◆ **What the task requires**
Nothing but the records themselves, exactly as written and free of pictures, should appear in your response.

[Web page and app entries]
________________

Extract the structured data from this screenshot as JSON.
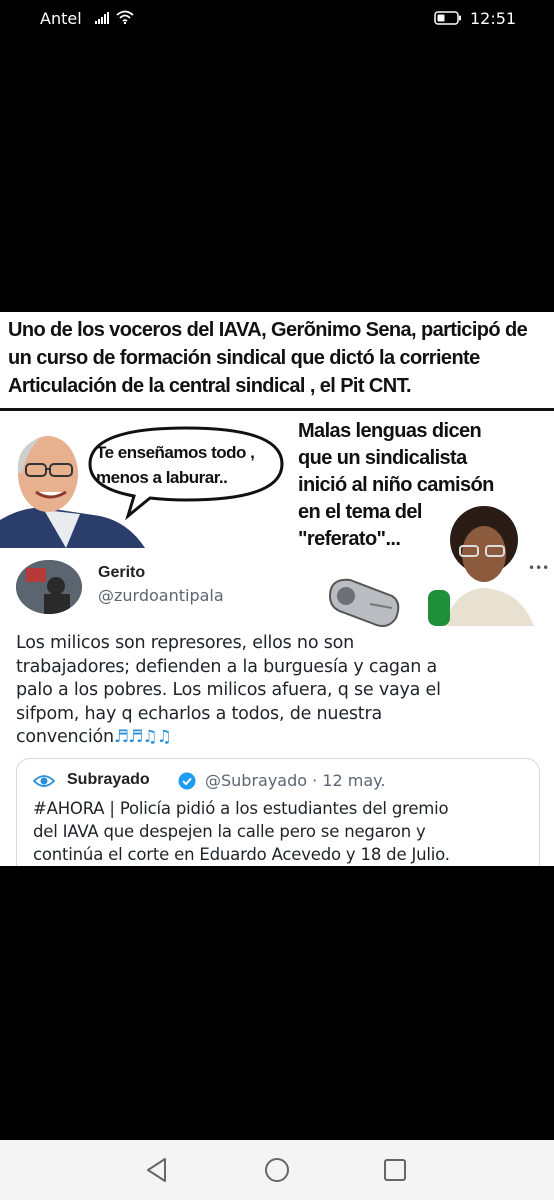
{
  "status_bar": {
    "carrier": "Antel",
    "time": "12:51"
  },
  "meme": {
    "headline_lines": [
      "Uno de los voceros del IAVA, Gerõnimo Sena, participó de",
      "un curso de formación sindical que dictó la corriente",
      "Articulación de la central sindical , el Pit CNT."
    ],
    "speech_bubble_lines": [
      "Te enseñamos todo ,",
      "menos a laburar.."
    ],
    "caption_lines": [
      "Malas lenguas dicen",
      "que un sindicalista",
      "inició al niño camisón",
      "en el tema del",
      "\"referato\"..."
    ]
  },
  "tweet": {
    "display_name": "Gerito",
    "handle": "@zurdoantipala",
    "body_lines": [
      "Los milicos son represores, ellos no son",
      "trabajadores; defienden a la burguesía y cagan a",
      "palo a los pobres. Los milicos afuera, q se vaya el",
      "sifpom, hay q echarlos a todos, de nuestra",
      "convención"
    ],
    "emoji_notes": "♬♬♫♫"
  },
  "quoted_tweet": {
    "name": "Subrayado",
    "handle_date": "@Subrayado · 12 may.",
    "text_lines": [
      "#AHORA | Policía pidió a los estudiantes del gremio",
      "del IAVA que despejen la calle pero se negaron y",
      "continúa el corte en Eduardo Acevedo y 18 de Julio."
    ]
  },
  "colors": {
    "background": "#000000",
    "meme_background": "#ffffff",
    "link_blue": "#2a8fd8",
    "verified_blue": "#1d9bf0",
    "nav_bar": "#f4f4f4"
  }
}
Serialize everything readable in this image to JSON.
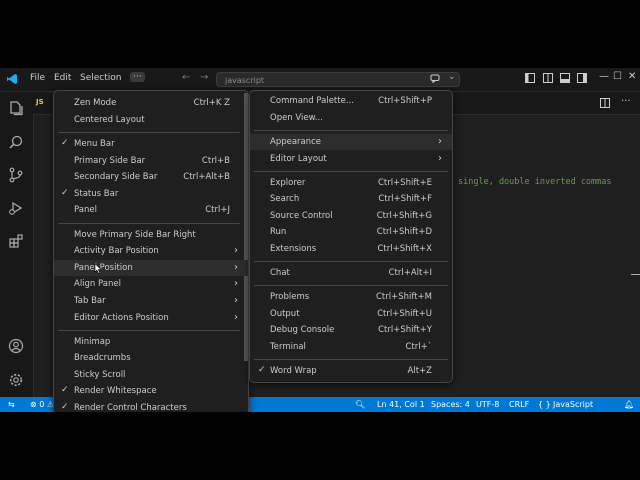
{
  "titlebar": {
    "menus": [
      "File",
      "Edit",
      "Selection"
    ],
    "more": "···",
    "search_placeholder": "javascript"
  },
  "tab": {
    "icon_label": "JS"
  },
  "editor": {
    "visible_code": "single, double inverted commas"
  },
  "left_menu": {
    "items": [
      {
        "label": "Zen Mode",
        "key": "Ctrl+K Z",
        "checked": false,
        "submenu": false
      },
      {
        "label": "Centered Layout",
        "key": "",
        "checked": false,
        "submenu": false
      },
      {
        "label": "Menu Bar",
        "key": "",
        "checked": true,
        "submenu": false
      },
      {
        "label": "Primary Side Bar",
        "key": "Ctrl+B",
        "checked": false,
        "submenu": false
      },
      {
        "label": "Secondary Side Bar",
        "key": "Ctrl+Alt+B",
        "checked": false,
        "submenu": false
      },
      {
        "label": "Status Bar",
        "key": "",
        "checked": true,
        "submenu": false
      },
      {
        "label": "Panel",
        "key": "Ctrl+J",
        "checked": false,
        "submenu": false
      },
      {
        "label": "Move Primary Side Bar Right",
        "key": "",
        "checked": false,
        "submenu": false
      },
      {
        "label": "Activity Bar Position",
        "key": "",
        "checked": false,
        "submenu": true
      },
      {
        "label": "Panel Position",
        "key": "",
        "checked": false,
        "submenu": true
      },
      {
        "label": "Align Panel",
        "key": "",
        "checked": false,
        "submenu": true
      },
      {
        "label": "Tab Bar",
        "key": "",
        "checked": false,
        "submenu": true
      },
      {
        "label": "Editor Actions Position",
        "key": "",
        "checked": false,
        "submenu": true
      },
      {
        "label": "Minimap",
        "key": "",
        "checked": false,
        "submenu": false
      },
      {
        "label": "Breadcrumbs",
        "key": "",
        "checked": false,
        "submenu": false
      },
      {
        "label": "Sticky Scroll",
        "key": "",
        "checked": false,
        "submenu": false
      },
      {
        "label": "Render Whitespace",
        "key": "",
        "checked": true,
        "submenu": false
      },
      {
        "label": "Render Control Characters",
        "key": "",
        "checked": true,
        "submenu": false
      }
    ]
  },
  "right_menu": {
    "items": [
      {
        "label": "Command Palette...",
        "key": "Ctrl+Shift+P",
        "checked": false,
        "submenu": false
      },
      {
        "label": "Open View...",
        "key": "",
        "checked": false,
        "submenu": false
      },
      {
        "label": "Appearance",
        "key": "",
        "checked": false,
        "submenu": true
      },
      {
        "label": "Editor Layout",
        "key": "",
        "checked": false,
        "submenu": true
      },
      {
        "label": "Explorer",
        "key": "Ctrl+Shift+E",
        "checked": false,
        "submenu": false
      },
      {
        "label": "Search",
        "key": "Ctrl+Shift+F",
        "checked": false,
        "submenu": false
      },
      {
        "label": "Source Control",
        "key": "Ctrl+Shift+G",
        "checked": false,
        "submenu": false
      },
      {
        "label": "Run",
        "key": "Ctrl+Shift+D",
        "checked": false,
        "submenu": false
      },
      {
        "label": "Extensions",
        "key": "Ctrl+Shift+X",
        "checked": false,
        "submenu": false
      },
      {
        "label": "Chat",
        "key": "Ctrl+Alt+I",
        "checked": false,
        "submenu": false
      },
      {
        "label": "Problems",
        "key": "Ctrl+Shift+M",
        "checked": false,
        "submenu": false
      },
      {
        "label": "Output",
        "key": "Ctrl+Shift+U",
        "checked": false,
        "submenu": false
      },
      {
        "label": "Debug Console",
        "key": "Ctrl+Shift+Y",
        "checked": false,
        "submenu": false
      },
      {
        "label": "Terminal",
        "key": "Ctrl+`",
        "checked": false,
        "submenu": false
      },
      {
        "label": "Word Wrap",
        "key": "Alt+Z",
        "checked": true,
        "submenu": false
      }
    ]
  },
  "statusbar": {
    "errors": "0",
    "errors_trunc": "⊗ 0 ⚠",
    "position": "Ln 41, Col 1",
    "spaces": "Spaces: 4",
    "encoding": "UTF-8",
    "eol": "CRLF",
    "language_braces": "{ }",
    "language": "JavaScript"
  },
  "colors": {
    "accent": "#0078d4",
    "menu_bg": "#1f1f1f",
    "bg": "#1f1f1f"
  }
}
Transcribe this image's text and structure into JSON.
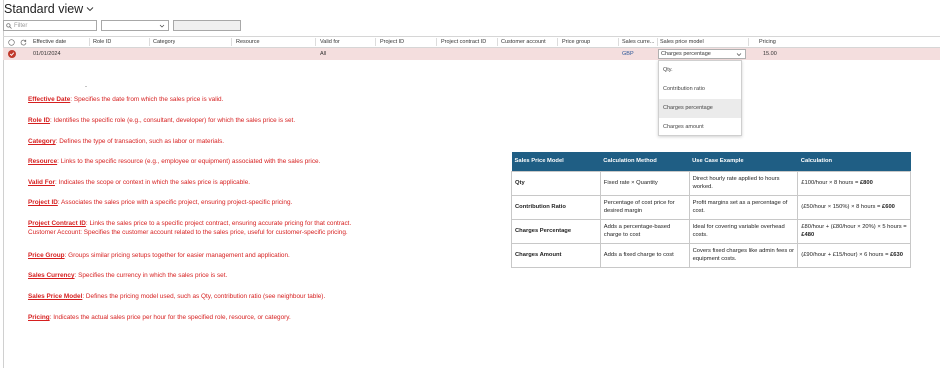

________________

◆ **Answer space**
Extract the structured data from this screenshot as JSON.
{
  "status_bar": {
    "carrier": "Antel",
    "time": "12:51"
  },
  "meme": {
    "headline_lines": [
      "Uno de los voceros del IAVA, Gerõnimo Sena, participó de",
      "un curso de formación sindical que dictó la corriente",
      "Articulación de la central sindical , el Pit CNT."
    ],
    "speech_bubble_lines": [
      "Te enseñamos todo ,",
      "menos a laburar.."
    ],
    "caption_lines": [
      "Malas lenguas dicen",
      "que un sindicalista",
      "inició al niño camisón",
      "en el tema del",
      "\"referato\"..."
    ]
  },
  "tweet": {
    "display_name": "Gerito",
    "handle": "@zurdoantipala",
    "body_lines": [
      "Los milicos son represores, ellos no son",
      "trabajadores; defienden a la burguesía y cagan a",
      "palo a los pobres. Los milicos afuera, q se vaya el",
      "sifpom, hay q echarlos a todos, de nuestra",
      "convención"
    ],
    "emoji_notes": "♬♬♫♫"
  },
  "quoted_tweet": {
    "name": "Subrayado",
    "handle_date": "@Subrayado · 12 may.",
    "text_lines": [
      "#AHORA | Policía pidió a los estudiantes del gremio",
      "del IAVA que despejen la calle pero se negaron y",
      "continúa el corte en Eduardo Acevedo y 18 de Julio."
    ]
  },
  "colors": {
    "background": "#000000",
    "meme_background": "#ffffff",
    "link_blue": "#2a8fd8",
    "verified_blue": "#1d9bf0",
    "nav_bar": "#f4f4f4"
  }
}
Serialize everything readable in this image to JSON.
{
  "titlebar": {
    "menus": [
      "File",
      "Edit",
      "Selection"
    ],
    "more": "···",
    "search_placeholder": "javascript"
  },
  "tab": {
    "icon_label": "JS"
  },
  "editor": {
    "visible_code": "single, double inverted commas"
  },
  "left_menu": {
    "items": [
      {
        "label": "Zen Mode",
        "key": "Ctrl+K Z",
        "checked": false,
        "submenu": false
      },
      {
        "label": "Centered Layout",
        "key": "",
        "checked": false,
        "submenu": false
      },
      {
        "label": "Menu Bar",
        "key": "",
        "checked": true,
        "submenu": false
      },
      {
        "label": "Primary Side Bar",
        "key": "Ctrl+B",
        "checked": false,
        "submenu": false
      },
      {
        "label": "Secondary Side Bar",
        "key": "Ctrl+Alt+B",
        "checked": false,
        "submenu": false
      },
      {
        "label": "Status Bar",
        "key": "",
        "checked": true,
        "submenu": false
      },
      {
        "label": "Panel",
        "key": "Ctrl+J",
        "checked": false,
        "submenu": false
      },
      {
        "label": "Move Primary Side Bar Right",
        "key": "",
        "checked": false,
        "submenu": false
      },
      {
        "label": "Activity Bar Position",
        "key": "",
        "checked": false,
        "submenu": true
      },
      {
        "label": "Panel Position",
        "key": "",
        "checked": false,
        "submenu": true
      },
      {
        "label": "Align Panel",
        "key": "",
        "checked": false,
        "submenu": true
      },
      {
        "label": "Tab Bar",
        "key": "",
        "checked": false,
        "submenu": true
      },
      {
        "label": "Editor Actions Position",
        "key": "",
        "checked": false,
        "submenu": true
      },
      {
        "label": "Minimap",
        "key": "",
        "checked": false,
        "submenu": false
      },
      {
        "label": "Breadcrumbs",
        "key": "",
        "checked": false,
        "submenu": false
      },
      {
        "label": "Sticky Scroll",
        "key": "",
        "checked": false,
        "submenu": false
      },
      {
        "label": "Render Whitespace",
        "key": "",
        "checked": true,
        "submenu": false
      },
      {
        "label": "Render Control Characters",
        "key": "",
        "checked": true,
        "submenu": false
      }
    ]
  },
  "right_menu": {
    "items": [
      {
        "label": "Command Palette...",
        "key": "Ctrl+Shift+P",
        "checked": false,
        "submenu": false
      },
      {
        "label": "Open View...",
        "key": "",
        "checked": false,
        "submenu": false
      },
      {
        "label": "Appearance",
        "key": "",
        "checked": false,
        "submenu": true
      },
      {
        "label": "Editor Layout",
        "key": "",
        "checked": false,
        "submenu": true
      },
      {
        "label": "Explorer",
        "key": "Ctrl+Shift+E",
        "checked": false,
        "submenu": false
      },
      {
        "label": "Search",
        "key": "Ctrl+Shift+F",
        "checked": false,
        "submenu": false
      },
      {
        "label": "Source Control",
        "key": "Ctrl+Shift+G",
        "checked": false,
        "submenu": false
      },
      {
        "label": "Run",
        "key": "Ctrl+Shift+D",
        "checked": false,
        "submenu": false
      },
      {
        "label": "Extensions",
        "key": "Ctrl+Shift+X",
        "checked": false,
        "submenu": false
      },
      {
        "label": "Chat",
        "key": "Ctrl+Alt+I",
        "checked": false,
        "submenu": false
      },
      {
        "label": "Problems",
        "key": "Ctrl+Shift+M",
        "checked": false,
        "submenu": false
      },
      {
        "label": "Output",
        "key": "Ctrl+Shift+U",
        "checked": false,
        "submenu": false
      },
      {
        "label": "Debug Console",
        "key": "Ctrl+Shift+Y",
        "checked": false,
        "submenu": false
      },
      {
        "label": "Terminal",
        "key": "Ctrl+`",
        "checked": false,
        "submenu": false
      },
      {
        "label": "Word Wrap",
        "key": "Alt+Z",
        "checked": true,
        "submenu": false
      }
    ]
  },
  "statusbar": {
    "errors": "0",
    "errors_trunc": "⊗ 0 ⚠",
    "position": "Ln 41, Col 1",
    "spaces": "Spaces: 4",
    "encoding": "UTF-8",
    "eol": "CRLF",
    "language_braces": "{ }",
    "language": "JavaScript"
  },
  "colors": {
    "accent": "#0078d4",
    "menu_bg": "#1f1f1f",
    "bg": "#1f1f1f"
  }
}
Transcribe this image's text and structure into JSON.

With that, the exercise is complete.